#### [SUPPLIED MATERIAL]

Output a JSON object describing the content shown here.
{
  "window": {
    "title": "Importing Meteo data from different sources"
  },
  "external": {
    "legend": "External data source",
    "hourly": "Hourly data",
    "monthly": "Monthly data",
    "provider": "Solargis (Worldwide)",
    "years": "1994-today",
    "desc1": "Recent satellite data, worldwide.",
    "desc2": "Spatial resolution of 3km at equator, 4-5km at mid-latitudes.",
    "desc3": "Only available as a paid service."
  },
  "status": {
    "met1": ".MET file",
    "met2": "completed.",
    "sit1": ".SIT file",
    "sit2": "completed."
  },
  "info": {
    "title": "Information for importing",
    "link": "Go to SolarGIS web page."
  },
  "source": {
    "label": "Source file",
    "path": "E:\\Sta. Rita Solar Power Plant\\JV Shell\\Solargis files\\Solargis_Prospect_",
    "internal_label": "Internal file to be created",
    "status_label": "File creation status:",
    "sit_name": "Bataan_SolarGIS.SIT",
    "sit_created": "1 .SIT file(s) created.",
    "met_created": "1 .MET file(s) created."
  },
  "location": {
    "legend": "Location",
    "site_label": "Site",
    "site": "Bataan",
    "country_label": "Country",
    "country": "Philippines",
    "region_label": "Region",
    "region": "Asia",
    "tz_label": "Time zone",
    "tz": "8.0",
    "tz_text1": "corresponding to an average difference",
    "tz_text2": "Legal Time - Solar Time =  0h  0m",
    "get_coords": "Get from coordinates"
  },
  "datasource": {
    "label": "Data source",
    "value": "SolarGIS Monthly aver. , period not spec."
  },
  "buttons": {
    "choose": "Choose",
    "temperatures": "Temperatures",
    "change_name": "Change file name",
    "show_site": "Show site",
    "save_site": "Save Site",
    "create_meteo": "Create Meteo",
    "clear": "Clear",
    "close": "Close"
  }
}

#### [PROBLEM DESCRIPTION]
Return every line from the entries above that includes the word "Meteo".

#### [OUTPUT BELOW]
    "title": "Importing Meteo data from different sources"
    "create_meteo": "Create Meteo",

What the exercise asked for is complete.